> [Task instructions]:
After locating the line that contains "Output a JSON", give that line and all the rest through the end of the entries again exactly, leaving the pictures out.

> [Materials provided]:
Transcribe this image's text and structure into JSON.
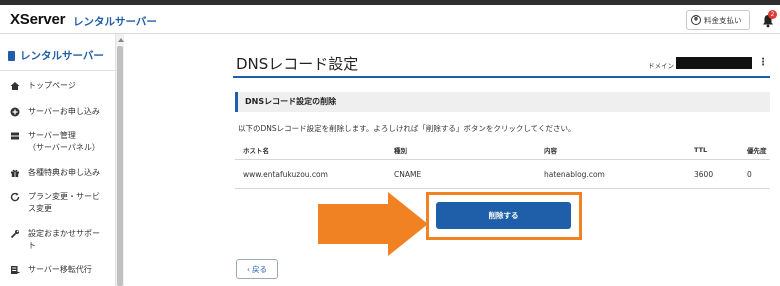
{
  "header": {
    "logo": "XServer",
    "logo_sub": "レンタルサーバー",
    "pay_label": "料金支払い",
    "bell_icon": "bell-icon",
    "notification_count": "2"
  },
  "sidebar": {
    "title": "レンタルサーバー",
    "items": [
      {
        "icon": "home-icon",
        "label": "トップページ"
      },
      {
        "icon": "plus-circle-icon",
        "label": "サーバーお申し込み"
      },
      {
        "icon": "server-icon",
        "label": "サーバー管理",
        "sub": "（サーバーパネル）"
      },
      {
        "icon": "gift-icon",
        "label": "各種特典お申し込み"
      },
      {
        "icon": "refresh-icon",
        "label": "プラン変更・サービス変更"
      },
      {
        "icon": "wrench-icon",
        "label": "設定おまかせサポート"
      },
      {
        "icon": "migration-icon",
        "label": "サーバー移転代行"
      }
    ]
  },
  "main": {
    "page_title": "DNSレコード設定",
    "domain_label": "ドメイン",
    "section_title": "DNSレコード設定の削除",
    "description": "以下のDNSレコード設定を削除します。よろしければ「削除する」ボタンをクリックしてください。",
    "table": {
      "headers": [
        "ホスト名",
        "種別",
        "内容",
        "TTL",
        "優先度"
      ],
      "rows": [
        [
          "www.entafukuzou.com",
          "CNAME",
          "hatenablog.com",
          "3600",
          "0"
        ]
      ]
    },
    "delete_label": "削除する",
    "back_label": "戻る"
  },
  "colors": {
    "accent": "#1f5ea8",
    "annotation_orange": "#f08224",
    "badge_red": "#e53935"
  }
}
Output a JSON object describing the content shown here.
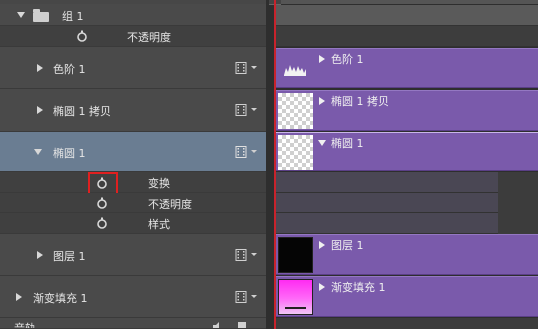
{
  "layers": [
    {
      "id": "group1",
      "name": "组 1",
      "kind": "group",
      "expanded": true
    },
    {
      "id": "group1-opacity",
      "name": "不透明度",
      "kind": "property"
    },
    {
      "id": "levels1",
      "name": "色阶 1",
      "kind": "layer",
      "expanded": false
    },
    {
      "id": "ellipse1copy",
      "name": "椭圆 1 拷贝",
      "kind": "layer",
      "expanded": false
    },
    {
      "id": "ellipse1",
      "name": "椭圆 1",
      "kind": "layer",
      "expanded": true,
      "selected": true
    },
    {
      "id": "ellipse1-transform",
      "name": "变换",
      "kind": "property",
      "highlighted": true
    },
    {
      "id": "ellipse1-opacity",
      "name": "不透明度",
      "kind": "property"
    },
    {
      "id": "ellipse1-style",
      "name": "样式",
      "kind": "property"
    },
    {
      "id": "layer1",
      "name": "图层 1",
      "kind": "layer",
      "expanded": false
    },
    {
      "id": "gradientfill1",
      "name": "渐变填充 1",
      "kind": "layer",
      "expanded": false
    },
    {
      "id": "audio",
      "name": "音轨",
      "kind": "layer",
      "expanded": false
    }
  ],
  "tracks": [
    {
      "label": "色阶 1",
      "thumb": "levels-icon"
    },
    {
      "label": "椭圆 1 拷贝",
      "thumb": "transparent"
    },
    {
      "label": "椭圆 1",
      "thumb": "transparent"
    },
    {
      "label": "图层 1",
      "thumb": "black"
    },
    {
      "label": "渐变填充 1",
      "thumb": "gradient"
    }
  ],
  "colors": {
    "track_purple": "#7a5aab",
    "selected_row": "#6a7d92",
    "playhead": "#c8232c",
    "highlight_box": "#e02020"
  }
}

> [Solution to the exercise]:
Output a JSON object describing the content shown here.
{
  "layers": [
    {
      "id": "group1",
      "name": "组 1",
      "kind": "group",
      "expanded": true
    },
    {
      "id": "group1-opacity",
      "name": "不透明度",
      "kind": "property"
    },
    {
      "id": "levels1",
      "name": "色阶 1",
      "kind": "layer",
      "expanded": false
    },
    {
      "id": "ellipse1copy",
      "name": "椭圆 1 拷贝",
      "kind": "layer",
      "expanded": false
    },
    {
      "id": "ellipse1",
      "name": "椭圆 1",
      "kind": "layer",
      "expanded": true,
      "selected": true
    },
    {
      "id": "ellipse1-transform",
      "name": "变换",
      "kind": "property",
      "highlighted": true
    },
    {
      "id": "ellipse1-opacity",
      "name": "不透明度",
      "kind": "property"
    },
    {
      "id": "ellipse1-style",
      "name": "样式",
      "kind": "property"
    },
    {
      "id": "layer1",
      "name": "图层 1",
      "kind": "layer",
      "expanded": false
    },
    {
      "id": "gradientfill1",
      "name": "渐变填充 1",
      "kind": "layer",
      "expanded": false
    },
    {
      "id": "audio",
      "name": "音轨",
      "kind": "layer",
      "expanded": false
    }
  ],
  "tracks": [
    {
      "label": "色阶 1",
      "thumb": "levels-icon"
    },
    {
      "label": "椭圆 1 拷贝",
      "thumb": "transparent"
    },
    {
      "label": "椭圆 1",
      "thumb": "transparent"
    },
    {
      "label": "图层 1",
      "thumb": "black"
    },
    {
      "label": "渐变填充 1",
      "thumb": "gradient"
    }
  ],
  "colors": {
    "track_purple": "#7a5aab",
    "selected_row": "#6a7d92",
    "playhead": "#c8232c",
    "highlight_box": "#e02020"
  }
}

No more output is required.